What the task requires
Once you have read the entries below, write them all out again exactly.

Data supplied
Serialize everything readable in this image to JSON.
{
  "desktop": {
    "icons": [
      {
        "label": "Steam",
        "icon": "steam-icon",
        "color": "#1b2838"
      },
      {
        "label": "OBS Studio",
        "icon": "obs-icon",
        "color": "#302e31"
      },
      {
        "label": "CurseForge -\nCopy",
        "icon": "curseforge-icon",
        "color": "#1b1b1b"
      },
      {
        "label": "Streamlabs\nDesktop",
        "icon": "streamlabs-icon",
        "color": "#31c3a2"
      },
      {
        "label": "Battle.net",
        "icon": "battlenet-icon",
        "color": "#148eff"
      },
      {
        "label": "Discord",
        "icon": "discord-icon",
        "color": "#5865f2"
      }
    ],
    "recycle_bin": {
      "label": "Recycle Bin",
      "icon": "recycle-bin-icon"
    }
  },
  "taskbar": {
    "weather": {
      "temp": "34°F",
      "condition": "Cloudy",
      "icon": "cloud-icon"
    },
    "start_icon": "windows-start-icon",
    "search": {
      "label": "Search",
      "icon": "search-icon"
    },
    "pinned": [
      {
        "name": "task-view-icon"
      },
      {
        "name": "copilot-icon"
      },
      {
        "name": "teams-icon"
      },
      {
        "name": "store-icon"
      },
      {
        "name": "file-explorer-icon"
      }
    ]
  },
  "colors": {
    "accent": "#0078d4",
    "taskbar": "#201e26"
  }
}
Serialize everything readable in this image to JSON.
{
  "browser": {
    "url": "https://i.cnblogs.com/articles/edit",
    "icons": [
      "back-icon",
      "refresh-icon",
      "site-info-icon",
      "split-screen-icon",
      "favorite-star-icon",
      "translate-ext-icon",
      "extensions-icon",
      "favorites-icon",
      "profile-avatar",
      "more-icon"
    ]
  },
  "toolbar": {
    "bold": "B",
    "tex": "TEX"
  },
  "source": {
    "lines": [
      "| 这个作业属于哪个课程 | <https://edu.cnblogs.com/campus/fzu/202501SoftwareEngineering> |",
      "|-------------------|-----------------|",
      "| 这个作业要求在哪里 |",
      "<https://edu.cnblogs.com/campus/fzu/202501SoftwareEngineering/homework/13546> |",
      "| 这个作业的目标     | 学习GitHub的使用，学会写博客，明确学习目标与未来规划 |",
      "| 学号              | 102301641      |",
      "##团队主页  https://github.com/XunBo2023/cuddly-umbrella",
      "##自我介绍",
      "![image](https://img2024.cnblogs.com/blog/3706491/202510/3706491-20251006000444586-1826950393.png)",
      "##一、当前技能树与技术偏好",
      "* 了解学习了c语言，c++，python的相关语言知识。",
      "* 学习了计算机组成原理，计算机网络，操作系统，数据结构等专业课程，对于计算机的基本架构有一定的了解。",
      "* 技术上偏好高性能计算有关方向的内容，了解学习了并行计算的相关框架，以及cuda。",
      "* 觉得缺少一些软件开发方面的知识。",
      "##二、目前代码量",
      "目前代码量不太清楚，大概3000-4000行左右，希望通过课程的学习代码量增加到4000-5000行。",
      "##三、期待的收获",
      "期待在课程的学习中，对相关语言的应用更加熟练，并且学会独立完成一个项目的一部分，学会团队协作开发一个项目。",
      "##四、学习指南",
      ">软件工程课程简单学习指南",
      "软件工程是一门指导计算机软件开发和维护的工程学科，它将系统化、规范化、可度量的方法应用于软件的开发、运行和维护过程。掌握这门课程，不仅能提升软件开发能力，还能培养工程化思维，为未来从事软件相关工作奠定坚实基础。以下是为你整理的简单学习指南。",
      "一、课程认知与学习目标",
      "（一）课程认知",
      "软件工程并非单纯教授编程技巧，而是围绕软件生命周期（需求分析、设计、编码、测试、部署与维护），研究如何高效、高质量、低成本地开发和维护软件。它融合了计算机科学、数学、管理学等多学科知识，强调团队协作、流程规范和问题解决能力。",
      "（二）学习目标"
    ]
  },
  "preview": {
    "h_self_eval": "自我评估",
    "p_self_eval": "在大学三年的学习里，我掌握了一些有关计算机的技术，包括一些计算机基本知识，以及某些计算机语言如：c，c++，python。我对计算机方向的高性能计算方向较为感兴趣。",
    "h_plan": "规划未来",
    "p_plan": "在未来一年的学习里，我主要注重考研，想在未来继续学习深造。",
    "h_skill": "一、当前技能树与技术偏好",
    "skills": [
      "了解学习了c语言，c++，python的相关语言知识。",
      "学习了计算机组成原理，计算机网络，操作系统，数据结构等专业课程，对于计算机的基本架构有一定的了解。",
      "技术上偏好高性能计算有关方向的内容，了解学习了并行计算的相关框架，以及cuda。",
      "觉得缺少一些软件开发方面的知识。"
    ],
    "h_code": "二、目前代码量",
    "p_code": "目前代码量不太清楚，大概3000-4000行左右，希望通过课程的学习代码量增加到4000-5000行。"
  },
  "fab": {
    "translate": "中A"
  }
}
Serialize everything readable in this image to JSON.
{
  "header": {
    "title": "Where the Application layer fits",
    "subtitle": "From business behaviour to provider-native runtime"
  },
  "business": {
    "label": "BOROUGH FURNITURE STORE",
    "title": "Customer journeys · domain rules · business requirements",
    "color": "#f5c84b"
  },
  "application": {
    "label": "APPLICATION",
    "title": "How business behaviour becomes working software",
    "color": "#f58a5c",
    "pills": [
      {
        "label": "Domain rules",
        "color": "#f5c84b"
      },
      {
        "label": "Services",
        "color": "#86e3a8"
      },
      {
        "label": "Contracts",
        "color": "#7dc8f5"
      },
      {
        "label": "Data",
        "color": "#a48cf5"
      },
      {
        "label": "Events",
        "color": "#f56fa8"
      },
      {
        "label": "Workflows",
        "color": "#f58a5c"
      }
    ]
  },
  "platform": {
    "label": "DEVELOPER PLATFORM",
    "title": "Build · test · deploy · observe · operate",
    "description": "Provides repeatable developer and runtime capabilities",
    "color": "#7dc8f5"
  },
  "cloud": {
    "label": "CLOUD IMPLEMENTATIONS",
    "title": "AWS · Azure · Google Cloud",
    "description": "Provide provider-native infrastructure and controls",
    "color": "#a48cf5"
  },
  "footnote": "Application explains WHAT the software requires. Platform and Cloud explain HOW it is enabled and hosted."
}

Answer for this exercise
Serialize everything readable in this image to JSON.
{
  "desktop": {
    "icons": [
      {
        "label": "Steam",
        "icon": "steam-icon",
        "color": "#1b2838"
      },
      {
        "label": "OBS Studio",
        "icon": "obs-icon",
        "color": "#302e31"
      },
      {
        "label": "CurseForge -\nCopy",
        "icon": "curseforge-icon",
        "color": "#1b1b1b"
      },
      {
        "label": "Streamlabs\nDesktop",
        "icon": "streamlabs-icon",
        "color": "#31c3a2"
      },
      {
        "label": "Battle.net",
        "icon": "battlenet-icon",
        "color": "#148eff"
      },
      {
        "label": "Discord",
        "icon": "discord-icon",
        "color": "#5865f2"
      }
    ],
    "recycle_bin": {
      "label": "Recycle Bin",
      "icon": "recycle-bin-icon"
    }
  },
  "taskbar": {
    "weather": {
      "temp": "34°F",
      "condition": "Cloudy",
      "icon": "cloud-icon"
    },
    "start_icon": "windows-start-icon",
    "search": {
      "label": "Search",
      "icon": "search-icon"
    },
    "pinned": [
      {
        "name": "task-view-icon"
      },
      {
        "name": "copilot-icon"
      },
      {
        "name": "teams-icon"
      },
      {
        "name": "store-icon"
      },
      {
        "name": "file-explorer-icon"
      }
    ]
  },
  "colors": {
    "accent": "#0078d4",
    "taskbar": "#201e26"
  }
}
Serialize everything readable in this image to JSON.
{
  "browser": {
    "url": "https://i.cnblogs.com/articles/edit",
    "icons": [
      "back-icon",
      "refresh-icon",
      "site-info-icon",
      "split-screen-icon",
      "favorite-star-icon",
      "translate-ext-icon",
      "extensions-icon",
      "favorites-icon",
      "profile-avatar",
      "more-icon"
    ]
  },
  "toolbar": {
    "bold": "B",
    "tex": "TEX"
  },
  "source": {
    "lines": [
      "| 这个作业属于哪个课程 | <https://edu.cnblogs.com/campus/fzu/202501SoftwareEngineering> |",
      "|-------------------|-----------------|",
      "| 这个作业要求在哪里 |",
      "<https://edu.cnblogs.com/campus/fzu/202501SoftwareEngineering/homework/13546> |",
      "| 这个作业的目标     | 学习GitHub的使用，学会写博客，明确学习目标与未来规划 |",
      "| 学号              | 102301641      |",
      "##团队主页  https://github.com/XunBo2023/cuddly-umbrella",
      "##自我介绍",
      "![image](https://img2024.cnblogs.com/blog/3706491/202510/3706491-20251006000444586-1826950393.png)",
      "##一、当前技能树与技术偏好",
      "* 了解学习了c语言，c++，python的相关语言知识。",
      "* 学习了计算机组成原理，计算机网络，操作系统，数据结构等专业课程，对于计算机的基本架构有一定的了解。",
      "* 技术上偏好高性能计算有关方向的内容，了解学习了并行计算的相关框架，以及cuda。",
      "* 觉得缺少一些软件开发方面的知识。",
      "##二、目前代码量",
      "目前代码量不太清楚，大概3000-4000行左右，希望通过课程的学习代码量增加到4000-5000行。",
      "##三、期待的收获",
      "期待在课程的学习中，对相关语言的应用更加熟练，并且学会独立完成一个项目的一部分，学会团队协作开发一个项目。",
      "##四、学习指南",
      ">软件工程课程简单学习指南",
      "软件工程是一门指导计算机软件开发和维护的工程学科，它将系统化、规范化、可度量的方法应用于软件的开发、运行和维护过程。掌握这门课程，不仅能提升软件开发能力，还能培养工程化思维，为未来从事软件相关工作奠定坚实基础。以下是为你整理的简单学习指南。",
      "一、课程认知与学习目标",
      "（一）课程认知",
      "软件工程并非单纯教授编程技巧，而是围绕软件生命周期（需求分析、设计、编码、测试、部署与维护），研究如何高效、高质量、低成本地开发和维护软件。它融合了计算机科学、数学、管理学等多学科知识，强调团队协作、流程规范和问题解决能力。",
      "（二）学习目标"
    ]
  },
  "preview": {
    "h_self_eval": "自我评估",
    "p_self_eval": "在大学三年的学习里，我掌握了一些有关计算机的技术，包括一些计算机基本知识，以及某些计算机语言如：c，c++，python。我对计算机方向的高性能计算方向较为感兴趣。",
    "h_plan": "规划未来",
    "p_plan": "在未来一年的学习里，我主要注重考研，想在未来继续学习深造。",
    "h_skill": "一、当前技能树与技术偏好",
    "skills": [
      "了解学习了c语言，c++，python的相关语言知识。",
      "学习了计算机组成原理，计算机网络，操作系统，数据结构等专业课程，对于计算机的基本架构有一定的了解。",
      "技术上偏好高性能计算有关方向的内容，了解学习了并行计算的相关框架，以及cuda。",
      "觉得缺少一些软件开发方面的知识。"
    ],
    "h_code": "二、目前代码量",
    "p_code": "目前代码量不太清楚，大概3000-4000行左右，希望通过课程的学习代码量增加到4000-5000行。"
  },
  "fab": {
    "translate": "中A"
  }
}
Serialize everything readable in this image to JSON.
{
  "header": {
    "title": "Where the Application layer fits",
    "subtitle": "From business behaviour to provider-native runtime"
  },
  "business": {
    "label": "BOROUGH FURNITURE STORE",
    "title": "Customer journeys · domain rules · business requirements",
    "color": "#f5c84b"
  },
  "application": {
    "label": "APPLICATION",
    "title": "How business behaviour becomes working software",
    "color": "#f58a5c",
    "pills": [
      {
        "label": "Domain rules",
        "color": "#f5c84b"
      },
      {
        "label": "Services",
        "color": "#86e3a8"
      },
      {
        "label": "Contracts",
        "color": "#7dc8f5"
      },
      {
        "label": "Data",
        "color": "#a48cf5"
      },
      {
        "label": "Events",
        "color": "#f56fa8"
      },
      {
        "label": "Workflows",
        "color": "#f58a5c"
      }
    ]
  },
  "platform": {
    "label": "DEVELOPER PLATFORM",
    "title": "Build · test · deploy · observe · operate",
    "description": "Provides repeatable developer and runtime capabilities",
    "color": "#7dc8f5"
  },
  "cloud": {
    "label": "CLOUD IMPLEMENTATIONS",
    "title": "AWS · Azure · Google Cloud",
    "description": "Provide provider-native infrastructure and controls",
    "color": "#a48cf5"
  },
  "footnote": "Application explains WHAT the software requires. Platform and Cloud explain HOW it is enabled and hosted."
}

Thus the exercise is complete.